Attempting to study causes of lack of solidarity with the poor can provide insight into the challenges faced by marginalized groups. It can also help develop social and structural change. Solidarity is a Christian virtue and a moral virtue, and both require practice. When practiced, solidarity helps to create conditions conducive to the development of positive developmental trajectories. It involves active participation in the common good by all.
Solidarity is an important Christian virtue that develops in three stages. The first step involves awareness of interdependence and moral obligations. The second step involves a willingness to take the risk of solidarity. This is what Pope John Paul II called the “virtue of solidarity”. The third step involves moral commitment. The fourth step is the development of the ability to participate in the universal common good.

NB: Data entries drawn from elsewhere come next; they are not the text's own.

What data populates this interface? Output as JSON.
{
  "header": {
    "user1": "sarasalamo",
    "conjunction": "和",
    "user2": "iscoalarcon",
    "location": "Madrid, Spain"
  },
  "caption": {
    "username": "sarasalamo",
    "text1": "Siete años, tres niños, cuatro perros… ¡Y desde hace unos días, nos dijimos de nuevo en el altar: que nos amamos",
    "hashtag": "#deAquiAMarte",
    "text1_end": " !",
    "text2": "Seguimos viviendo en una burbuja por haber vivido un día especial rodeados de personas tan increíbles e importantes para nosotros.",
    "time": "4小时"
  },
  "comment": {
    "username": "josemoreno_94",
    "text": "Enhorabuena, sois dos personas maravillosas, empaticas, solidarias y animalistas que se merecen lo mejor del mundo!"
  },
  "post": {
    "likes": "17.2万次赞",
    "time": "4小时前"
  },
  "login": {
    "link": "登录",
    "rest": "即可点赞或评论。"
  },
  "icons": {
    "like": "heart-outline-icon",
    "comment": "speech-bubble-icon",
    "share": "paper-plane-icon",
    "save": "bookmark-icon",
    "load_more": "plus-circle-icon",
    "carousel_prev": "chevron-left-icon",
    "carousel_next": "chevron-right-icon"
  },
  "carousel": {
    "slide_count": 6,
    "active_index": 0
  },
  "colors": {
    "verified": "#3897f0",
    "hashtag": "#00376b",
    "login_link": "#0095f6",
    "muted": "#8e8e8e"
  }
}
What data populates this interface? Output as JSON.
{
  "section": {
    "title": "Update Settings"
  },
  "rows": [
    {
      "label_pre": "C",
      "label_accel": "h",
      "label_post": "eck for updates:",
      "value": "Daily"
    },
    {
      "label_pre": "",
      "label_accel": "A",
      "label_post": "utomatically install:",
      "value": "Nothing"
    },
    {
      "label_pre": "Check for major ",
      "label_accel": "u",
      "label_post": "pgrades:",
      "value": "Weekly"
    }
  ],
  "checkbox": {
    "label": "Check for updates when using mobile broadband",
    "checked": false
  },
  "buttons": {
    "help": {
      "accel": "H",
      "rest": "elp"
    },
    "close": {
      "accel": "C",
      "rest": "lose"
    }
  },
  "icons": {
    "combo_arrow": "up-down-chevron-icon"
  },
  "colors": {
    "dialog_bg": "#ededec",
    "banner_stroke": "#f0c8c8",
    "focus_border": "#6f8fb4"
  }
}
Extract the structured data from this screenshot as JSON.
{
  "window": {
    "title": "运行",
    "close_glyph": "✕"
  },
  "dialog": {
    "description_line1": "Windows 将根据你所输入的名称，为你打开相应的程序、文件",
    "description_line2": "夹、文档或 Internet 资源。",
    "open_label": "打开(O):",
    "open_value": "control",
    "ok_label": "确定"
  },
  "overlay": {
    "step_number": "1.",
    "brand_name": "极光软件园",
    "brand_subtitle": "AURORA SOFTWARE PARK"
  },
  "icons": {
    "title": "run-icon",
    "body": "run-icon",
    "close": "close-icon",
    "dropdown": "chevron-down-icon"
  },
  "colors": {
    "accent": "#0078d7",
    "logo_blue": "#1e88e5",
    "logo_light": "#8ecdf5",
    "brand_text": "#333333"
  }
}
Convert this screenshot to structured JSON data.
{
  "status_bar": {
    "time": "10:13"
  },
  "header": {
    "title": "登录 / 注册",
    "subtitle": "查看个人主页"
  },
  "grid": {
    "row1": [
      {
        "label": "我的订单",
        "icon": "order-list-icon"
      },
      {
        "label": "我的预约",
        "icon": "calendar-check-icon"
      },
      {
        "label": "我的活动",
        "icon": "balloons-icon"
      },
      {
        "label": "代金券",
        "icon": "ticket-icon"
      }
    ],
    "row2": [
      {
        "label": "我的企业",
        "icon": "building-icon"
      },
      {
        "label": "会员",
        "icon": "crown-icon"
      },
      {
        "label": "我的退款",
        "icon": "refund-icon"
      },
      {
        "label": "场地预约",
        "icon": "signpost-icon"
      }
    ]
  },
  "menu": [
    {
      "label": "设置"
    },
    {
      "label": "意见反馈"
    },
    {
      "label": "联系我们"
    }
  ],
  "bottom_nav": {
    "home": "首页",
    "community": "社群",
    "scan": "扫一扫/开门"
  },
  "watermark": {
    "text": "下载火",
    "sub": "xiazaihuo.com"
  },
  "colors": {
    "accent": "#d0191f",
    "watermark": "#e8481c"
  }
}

It is important to note that overcoming homelessness is not only the result of solidarity, but also the result of other factors. Among these, strong solidarity networks are crucial in overcoming homelessness. Moreover, it was found that the participants’ perceptions of solidarity and their ability to participate in solidarity actions positively correlated with their perceived wellbeing.
Developing a strong network of solidarity is not only essential for overcoming homelessness, but also for improving the general wellbeing of people. It has also been found that solidarity attitudes develop in response to actions performed by friends and family. This can be seen in the examples of solidarity demonstrations that were organized by a local community of volunteers. This type of action also develops positive attitudes and enthusiasm for life.
Solidarity is a complex idea that requires a different mindset to be sustained. The idea is associated with theological anthropology and theology, and it re-emerges in contemporary philosophy and social science. The Second Vatican Council uses it in three distinct ways. It emphasizes the dignity of the human person and encourages the active participation of all in the common good.
The practice of solidarity is considered essential for building and maintaining social solidarity in complex societies. It is also associated with higher levels of resilience. Developing a strong network of solidarity also helps to improve the personal resources of homeless people.
This study investigated the impact of solidarity attitudes on the wellbeing of people who were homeless in Barcelona. The researchers conducted interviews with 20 people aged 35 to 70 who had been homeless in recent years. The interviews were conducted using a communitative methodology, allowing for egalitarian dialogue between researchers and participants. Participants discussed their experiences of being homeless, their perceptions of the importance of solidarity and the role of solidarity networks in their recovery. Participants credited their recovery to their solidarity networks and friends. They stressed that they needed more than just physical supplies. Moreover, participants stressed the importance of the solidarity attitudes of their mates on the streets.
The study aimed to determine the impact of solidarity attitudes on the wellbeing of participants and to identify the main barriers to achieve solidarity. It was found that there were two main barriers to the development of solidarity attitudes: indifference and a throwaway culture. The findings are discussed in light of social sciences literature and psychological knowledge.